:: AVAILABLE DATA ::
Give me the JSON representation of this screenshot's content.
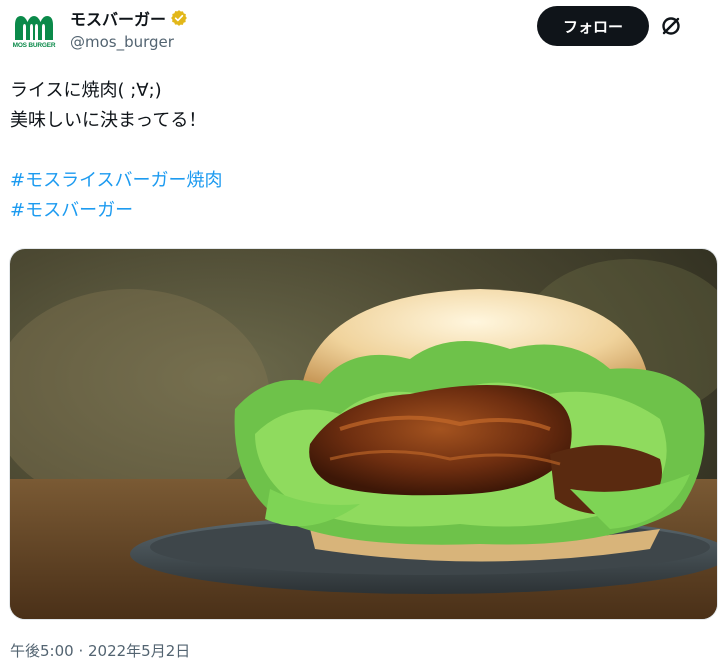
{
  "account": {
    "logo_text": "MOS BURGER",
    "display_name": "モスバーガー",
    "handle": "@mos_burger",
    "verified": true,
    "avatar_color": "#0b8a4a"
  },
  "actions": {
    "follow_label": "フォロー"
  },
  "tweet": {
    "lines": [
      "ライスに焼肉( ;∀;)",
      "美味しいに決まってる！"
    ],
    "hashtags": [
      "#モスライスバーガー焼肉",
      "#モスバーガー"
    ],
    "media": {
      "description_icon": "photo",
      "subject": "rice-burger-yakiniku"
    },
    "timestamp": "午後5:00 · 2022年5月2日"
  },
  "colors": {
    "link": "#1d9bf0",
    "text": "#0f1419",
    "muted": "#536471",
    "verified_badge": "#e2b719"
  }
}
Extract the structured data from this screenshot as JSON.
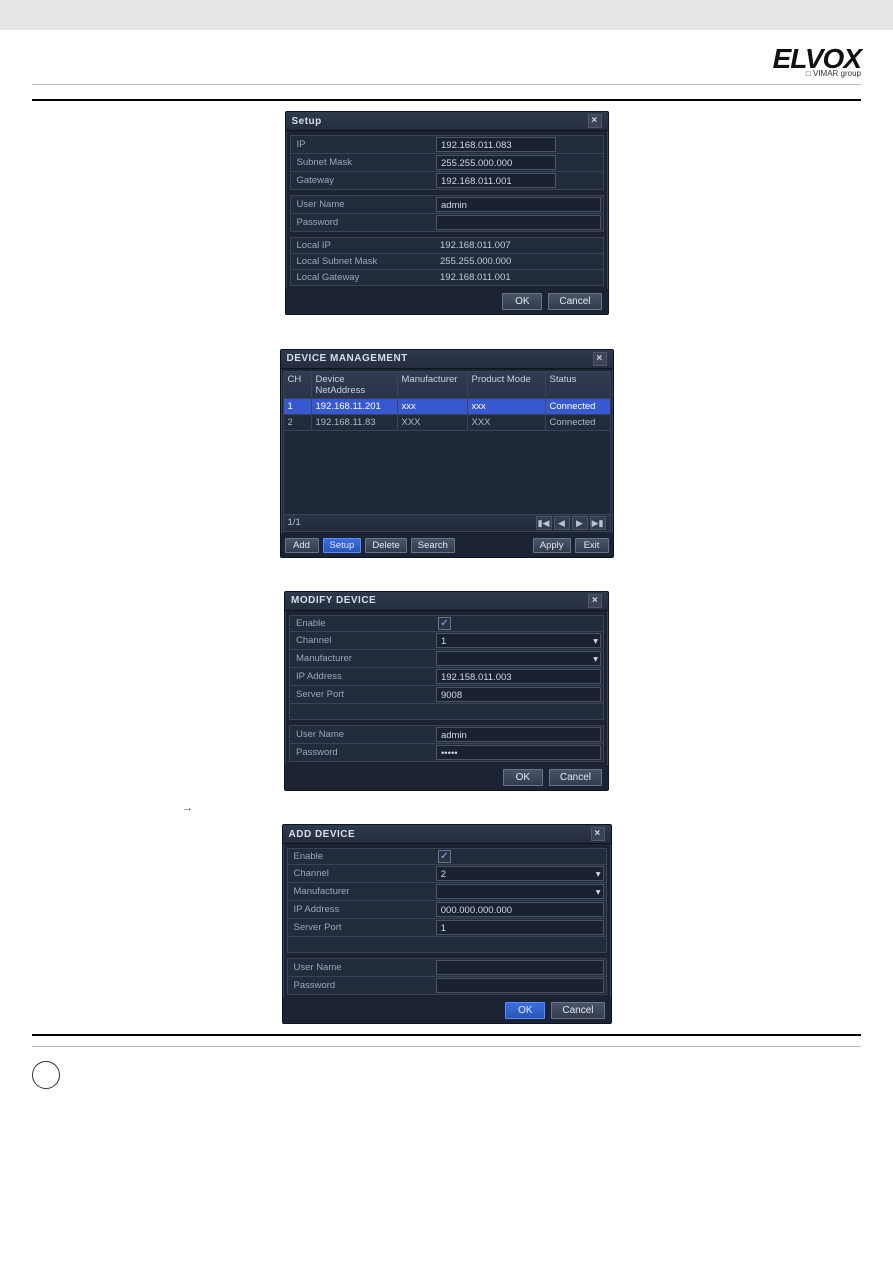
{
  "header": {
    "logo": "ELVOX",
    "logo_sub": "□ VIMAR group"
  },
  "text_above_setup": "",
  "setup": {
    "title": "Setup",
    "rows": {
      "ip_label": "IP",
      "ip_value": "192.168.011.083",
      "subnet_label": "Subnet Mask",
      "subnet_value": "255.255.000.000",
      "gateway_label": "Gateway",
      "gateway_value": "192.168.011.001",
      "user_label": "User Name",
      "user_value": "admin",
      "pass_label": "Password",
      "pass_value": "",
      "localip_label": "Local IP",
      "localip_value": "192.168.011.007",
      "localsubnet_label": "Local Subnet Mask",
      "localsubnet_value": "255.255.000.000",
      "localgw_label": "Local Gateway",
      "localgw_value": "192.168.011.001"
    },
    "ok": "OK",
    "cancel": "Cancel"
  },
  "dm": {
    "title": "DEVICE MANAGEMENT",
    "head": {
      "ch": "CH",
      "ip": "Device NetAddress",
      "mf": "Manufacturer",
      "pm": "Product Mode",
      "st": "Status"
    },
    "rows": [
      {
        "ch": "1",
        "ip": "192.168.11.201",
        "mf": "xxx",
        "pm": "xxx",
        "st": "Connected"
      },
      {
        "ch": "2",
        "ip": "192.168.11.83",
        "mf": "XXX",
        "pm": "XXX",
        "st": "Connected"
      }
    ],
    "pager": "1/1",
    "buttons": {
      "add": "Add",
      "setup": "Setup",
      "delete": "Delete",
      "search": "Search",
      "apply": "Apply",
      "exit": "Exit"
    }
  },
  "modify": {
    "title": "MODIFY DEVICE",
    "rows": {
      "enable_label": "Enable",
      "enable_value": "✓",
      "channel_label": "Channel",
      "channel_value": "1",
      "mf_label": "Manufacturer",
      "mf_value": "",
      "ip_label": "IP Address",
      "ip_value": "192.158.011.003",
      "port_label": "Server Port",
      "port_value": "9008",
      "user_label": "User Name",
      "user_value": "admin",
      "pass_label": "Password",
      "pass_value": "•••••"
    },
    "ok": "OK",
    "cancel": "Cancel"
  },
  "add": {
    "title": "ADD DEVICE",
    "rows": {
      "enable_label": "Enable",
      "enable_value": "✓",
      "channel_label": "Channel",
      "channel_value": "2",
      "mf_label": "Manufacturer",
      "mf_value": "",
      "ip_label": "IP Address",
      "ip_value": "000.000.000.000",
      "port_label": "Server Port",
      "port_value": "1",
      "user_label": "User Name",
      "user_value": "",
      "pass_label": "Password",
      "pass_value": ""
    },
    "ok": "OK",
    "cancel": "Cancel"
  },
  "arrow_line_prefix": "→",
  "page_number": ""
}
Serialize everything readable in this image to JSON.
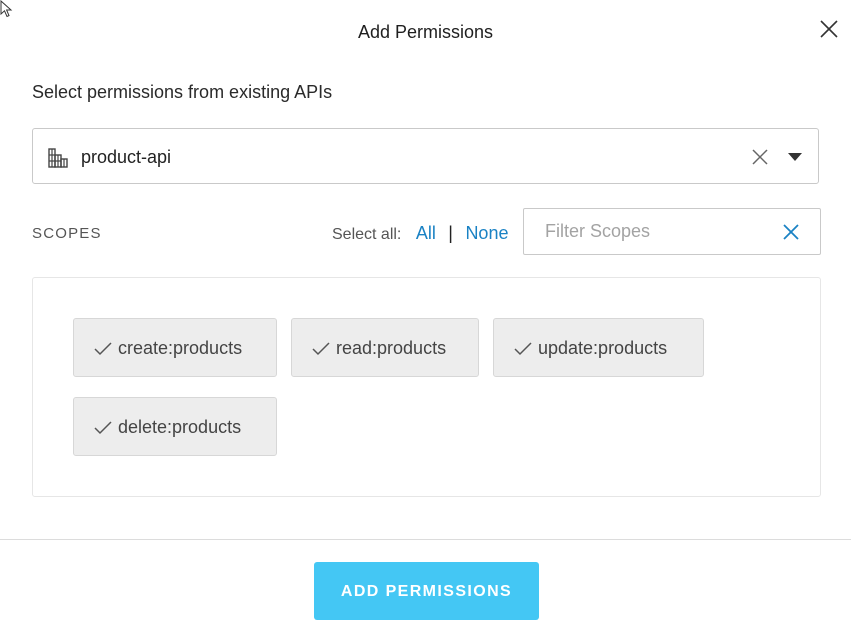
{
  "dialog": {
    "title": "Add Permissions",
    "close_icon": "close-icon"
  },
  "api_section": {
    "label": "Select permissions from existing APIs",
    "selected_api": "product-api",
    "api_icon": "building-icon",
    "clear_icon": "close-icon",
    "caret_icon": "caret-down-icon"
  },
  "scopes": {
    "heading": "SCOPES",
    "select_all_label": "Select all:",
    "all_link": "All",
    "separator": "|",
    "none_link": "None",
    "filter_placeholder": "Filter Scopes",
    "filter_value": "",
    "items": [
      {
        "label": "create:products",
        "selected": true
      },
      {
        "label": "read:products",
        "selected": true
      },
      {
        "label": "update:products",
        "selected": true
      },
      {
        "label": "delete:products",
        "selected": true
      }
    ]
  },
  "footer": {
    "add_button_label": "ADD PERMISSIONS"
  },
  "colors": {
    "accent": "#44c7f4",
    "link": "#1a82c4",
    "chip_bg": "#ededed"
  }
}
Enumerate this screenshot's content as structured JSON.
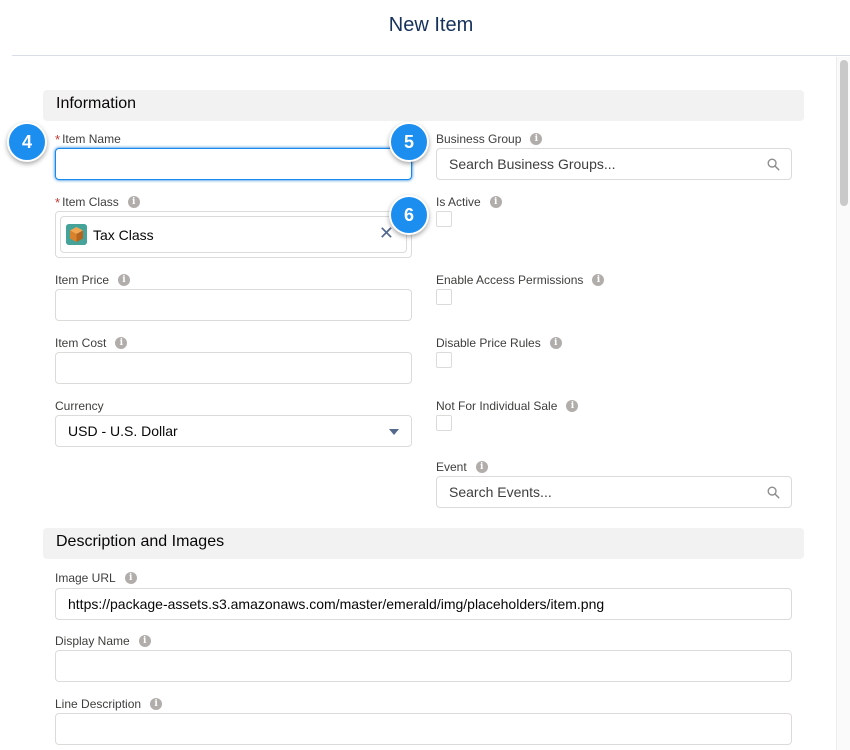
{
  "modal": {
    "title": "New Item"
  },
  "sections": {
    "information": "Information",
    "description": "Description and Images"
  },
  "fields": {
    "item_name": {
      "label": "Item Name",
      "required_mark": "*",
      "value": ""
    },
    "business_group": {
      "label": "Business Group",
      "placeholder": "Search Business Groups..."
    },
    "item_class": {
      "label": "Item Class",
      "required_mark": "*",
      "selected": "Tax Class"
    },
    "is_active": {
      "label": "Is Active",
      "checked": false
    },
    "item_price": {
      "label": "Item Price",
      "value": ""
    },
    "enable_access_permissions": {
      "label": "Enable Access Permissions",
      "checked": false
    },
    "item_cost": {
      "label": "Item Cost",
      "value": ""
    },
    "disable_price_rules": {
      "label": "Disable Price Rules",
      "checked": false
    },
    "currency": {
      "label": "Currency",
      "value": "USD - U.S. Dollar"
    },
    "not_for_individual_sale": {
      "label": "Not For Individual Sale",
      "checked": false
    },
    "event": {
      "label": "Event",
      "placeholder": "Search Events..."
    },
    "image_url": {
      "label": "Image URL",
      "value": "https://package-assets.s3.amazonaws.com/master/emerald/img/placeholders/item.png"
    },
    "display_name": {
      "label": "Display Name",
      "value": ""
    },
    "line_description": {
      "label": "Line Description",
      "value": ""
    }
  },
  "info_glyph": "i",
  "remove_glyph": "✕",
  "callouts": {
    "c4": "4",
    "c5": "5",
    "c6": "6"
  },
  "colors": {
    "callout": "#1b8ef0",
    "required": "#c23934",
    "focus": "#1589ee",
    "pill_icon": "#45a39a"
  },
  "icons": [
    "search-icon",
    "info-icon",
    "close-icon",
    "chevron-down-icon",
    "box-icon"
  ]
}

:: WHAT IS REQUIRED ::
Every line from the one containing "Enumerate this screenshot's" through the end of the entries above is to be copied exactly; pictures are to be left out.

:: WRITTEN REPLY ::
Enumerate this screenshot's content as structured JSON.
{
  "modal": {
    "title": "New Item"
  },
  "sections": {
    "information": "Information",
    "description": "Description and Images"
  },
  "fields": {
    "item_name": {
      "label": "Item Name",
      "required_mark": "*",
      "value": ""
    },
    "business_group": {
      "label": "Business Group",
      "placeholder": "Search Business Groups..."
    },
    "item_class": {
      "label": "Item Class",
      "required_mark": "*",
      "selected": "Tax Class"
    },
    "is_active": {
      "label": "Is Active",
      "checked": false
    },
    "item_price": {
      "label": "Item Price",
      "value": ""
    },
    "enable_access_permissions": {
      "label": "Enable Access Permissions",
      "checked": false
    },
    "item_cost": {
      "label": "Item Cost",
      "value": ""
    },
    "disable_price_rules": {
      "label": "Disable Price Rules",
      "checked": false
    },
    "currency": {
      "label": "Currency",
      "value": "USD - U.S. Dollar"
    },
    "not_for_individual_sale": {
      "label": "Not For Individual Sale",
      "checked": false
    },
    "event": {
      "label": "Event",
      "placeholder": "Search Events..."
    },
    "image_url": {
      "label": "Image URL",
      "value": "https://package-assets.s3.amazonaws.com/master/emerald/img/placeholders/item.png"
    },
    "display_name": {
      "label": "Display Name",
      "value": ""
    },
    "line_description": {
      "label": "Line Description",
      "value": ""
    }
  },
  "info_glyph": "i",
  "remove_glyph": "✕",
  "callouts": {
    "c4": "4",
    "c5": "5",
    "c6": "6"
  },
  "colors": {
    "callout": "#1b8ef0",
    "required": "#c23934",
    "focus": "#1589ee",
    "pill_icon": "#45a39a"
  },
  "icons": [
    "search-icon",
    "info-icon",
    "close-icon",
    "chevron-down-icon",
    "box-icon"
  ]
}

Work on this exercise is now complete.